BA English (Honors), Georgetown University
BA Government, Georgetown University
MLIS iSchool at the University of Washington
How did you become interested in focusing on Health and Wellness?
I have always had an interest in biology and health sciences. I roomed with nursing students in college and hung out with pre-meds. I have worked for health insurance programs in both patient and provider customer service, so I needed to learn medical terminology for those positions. In iSchool, I was fortunate enough to be able to enroll in an amazing health reference class.
Why is health literacy important in your community?
It is especially vital now because over the last few decades the patient has had more of a role in healthcare decision-making. Years ago, the doctor pretty much told you what to do. Now the doctor will often say, what do you think you want to try? And the patient is kerflummoxed. S/he’s not a doctor or nurse. Further, in the time of fast appointments at the clinic, sometimes you may need to ask about something—but you do not even know what to ask. I believe that one of the librarian’s most important functions is to teach people enough that they can ask informed questions of their doctor, lawyer, accountant, or investment broker. These days, people need to act as their own health advocates, and they need current, authoritative information to do that effectively. That’s where librarians come in.

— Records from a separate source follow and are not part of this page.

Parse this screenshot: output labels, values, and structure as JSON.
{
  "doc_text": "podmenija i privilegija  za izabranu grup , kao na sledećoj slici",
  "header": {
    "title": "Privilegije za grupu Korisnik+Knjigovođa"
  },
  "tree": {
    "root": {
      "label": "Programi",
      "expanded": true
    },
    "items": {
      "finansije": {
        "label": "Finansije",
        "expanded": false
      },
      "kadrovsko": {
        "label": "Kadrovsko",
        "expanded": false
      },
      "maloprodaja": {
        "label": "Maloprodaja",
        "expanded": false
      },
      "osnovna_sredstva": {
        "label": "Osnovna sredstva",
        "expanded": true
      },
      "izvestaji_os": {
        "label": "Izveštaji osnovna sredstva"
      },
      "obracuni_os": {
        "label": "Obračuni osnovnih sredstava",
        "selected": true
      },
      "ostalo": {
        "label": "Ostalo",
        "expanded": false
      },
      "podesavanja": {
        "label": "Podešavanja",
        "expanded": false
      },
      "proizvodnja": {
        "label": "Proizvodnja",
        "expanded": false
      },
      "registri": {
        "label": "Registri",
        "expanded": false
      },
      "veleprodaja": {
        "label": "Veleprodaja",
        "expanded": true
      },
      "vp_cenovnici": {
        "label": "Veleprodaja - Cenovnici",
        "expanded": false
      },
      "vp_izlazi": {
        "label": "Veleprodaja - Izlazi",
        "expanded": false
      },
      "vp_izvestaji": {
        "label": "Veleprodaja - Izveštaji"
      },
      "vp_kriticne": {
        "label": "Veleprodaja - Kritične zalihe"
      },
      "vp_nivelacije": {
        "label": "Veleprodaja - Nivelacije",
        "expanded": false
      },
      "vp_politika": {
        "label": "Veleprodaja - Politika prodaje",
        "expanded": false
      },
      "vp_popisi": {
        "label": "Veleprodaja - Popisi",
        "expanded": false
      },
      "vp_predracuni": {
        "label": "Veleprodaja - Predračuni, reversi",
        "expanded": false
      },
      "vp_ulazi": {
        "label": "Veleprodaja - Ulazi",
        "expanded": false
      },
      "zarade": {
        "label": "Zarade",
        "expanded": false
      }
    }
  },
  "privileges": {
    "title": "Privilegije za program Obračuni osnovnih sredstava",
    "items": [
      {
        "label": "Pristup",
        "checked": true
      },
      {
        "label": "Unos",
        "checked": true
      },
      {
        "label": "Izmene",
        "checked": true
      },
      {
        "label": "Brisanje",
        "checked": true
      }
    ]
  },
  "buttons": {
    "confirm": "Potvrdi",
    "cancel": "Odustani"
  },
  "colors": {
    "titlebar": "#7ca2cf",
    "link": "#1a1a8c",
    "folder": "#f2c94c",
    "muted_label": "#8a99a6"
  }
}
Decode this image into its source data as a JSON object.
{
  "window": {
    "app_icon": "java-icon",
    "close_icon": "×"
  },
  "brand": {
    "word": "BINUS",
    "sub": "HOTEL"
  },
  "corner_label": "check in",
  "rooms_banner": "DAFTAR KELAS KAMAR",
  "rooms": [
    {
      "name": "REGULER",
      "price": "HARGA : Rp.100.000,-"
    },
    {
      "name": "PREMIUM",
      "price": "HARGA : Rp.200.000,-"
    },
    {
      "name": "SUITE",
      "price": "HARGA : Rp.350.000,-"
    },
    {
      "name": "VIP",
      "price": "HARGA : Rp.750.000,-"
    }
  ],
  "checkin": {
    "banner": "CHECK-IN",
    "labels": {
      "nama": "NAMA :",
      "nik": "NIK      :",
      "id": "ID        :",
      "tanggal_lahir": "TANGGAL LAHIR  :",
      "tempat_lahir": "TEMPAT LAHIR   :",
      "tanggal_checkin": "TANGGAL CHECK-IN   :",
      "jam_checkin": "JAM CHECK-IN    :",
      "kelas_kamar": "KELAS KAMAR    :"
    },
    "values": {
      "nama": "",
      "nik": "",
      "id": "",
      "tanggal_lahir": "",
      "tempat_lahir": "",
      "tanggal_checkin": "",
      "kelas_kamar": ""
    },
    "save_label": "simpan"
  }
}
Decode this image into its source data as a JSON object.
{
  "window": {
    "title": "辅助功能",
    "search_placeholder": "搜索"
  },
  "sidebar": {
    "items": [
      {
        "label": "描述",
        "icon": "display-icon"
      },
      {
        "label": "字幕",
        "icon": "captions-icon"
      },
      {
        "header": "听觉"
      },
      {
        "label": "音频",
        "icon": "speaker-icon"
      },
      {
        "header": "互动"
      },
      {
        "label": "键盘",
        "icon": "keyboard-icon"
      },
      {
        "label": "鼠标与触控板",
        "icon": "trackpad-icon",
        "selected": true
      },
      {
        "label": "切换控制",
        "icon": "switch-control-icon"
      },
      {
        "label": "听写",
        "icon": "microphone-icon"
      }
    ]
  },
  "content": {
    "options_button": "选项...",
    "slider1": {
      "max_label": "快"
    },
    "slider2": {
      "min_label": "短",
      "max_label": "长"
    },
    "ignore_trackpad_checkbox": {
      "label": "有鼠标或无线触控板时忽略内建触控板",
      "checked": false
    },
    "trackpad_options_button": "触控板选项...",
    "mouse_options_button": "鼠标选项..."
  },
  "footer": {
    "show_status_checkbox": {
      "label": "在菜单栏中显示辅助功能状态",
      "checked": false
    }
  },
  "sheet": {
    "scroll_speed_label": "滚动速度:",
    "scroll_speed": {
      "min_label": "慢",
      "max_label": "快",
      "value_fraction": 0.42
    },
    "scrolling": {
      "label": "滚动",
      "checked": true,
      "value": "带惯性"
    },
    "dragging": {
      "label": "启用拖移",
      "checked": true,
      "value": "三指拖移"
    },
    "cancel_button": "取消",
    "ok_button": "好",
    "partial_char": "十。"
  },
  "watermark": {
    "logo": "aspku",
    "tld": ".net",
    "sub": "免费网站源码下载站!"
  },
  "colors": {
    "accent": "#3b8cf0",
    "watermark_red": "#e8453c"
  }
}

Also, as a breast cancer survivor who benefited from early detection, I know that getting the word out there about testing etc. is crucial. It has become personal for me. Libraries can play a role in that.
What’s different with a health reference interview?
Well, first of all, chances are the patron may be upset or worried. They or a loved one has been diagnosed with something, or a condition that has been stable is worsening, or they are thinking they might be about to find out something bad at a checkup. They either need to understand the implications of a diagnosis, and they need to be able to understand enough to understand the doctor. People may hold it together at the physician’s office and then leave the appointment in a daze with very little memory of what occurred there. Second, these may not be regular library users, but people who feel forced by their circumstances to seek assistance at the library—crisis reference, if you will. Therefore, the library itself may be more unfamiliar to them. They can be defensive because they feel uninformed. And, of course, the subject matter of the reference interaction is often more private in nature. You may want to walk away from the desk with them, or motion for them to come around to see the screen with you. You, the librarian, may be the first person they told, even before their loved ones, because they want to have a grasp of it before they talk to them. I try to give them a few printed articles or fact sheets, possibly a book or two and introduce them to Medlineplus and our health databases. I assure them that over time they can master the information and that if they get to the point that they need information that I can’t provide, I have colleagues who can.
What’s the impact that you hope to make in your community?
One person at a time, I am hoping to get my patrons to reliable sources of health information and teach them to come to the library for help. There is SO MUCH BAD HEALTH INFORMATION on the internet.
What is your favorite health-related program or outreach that you’ve done?
I put together what I call “Diagnosis Bags” which are tote bags of resources that check out for 6 weeks. I started out with conditions that can sometimes be controlled by lifestyle and diet instead of medication, like Type 2 Diabetes and Hypertension. I put together books on the condition, cookbooks for the dietary interventions, a mindfulness book recommended by the APA—because any formation of a new habit can only be helped by mindfulness, and sometimes something like relaxing music, a walking tape, or a yoga video—here is the description for the one on Diabetes. I added a page of complementary links (again, the example is for diabetes). The six-week checkout period will reinforce the initial formation of a new set of habits—or that is the idea. People seem to really like them. I will be adding more over time.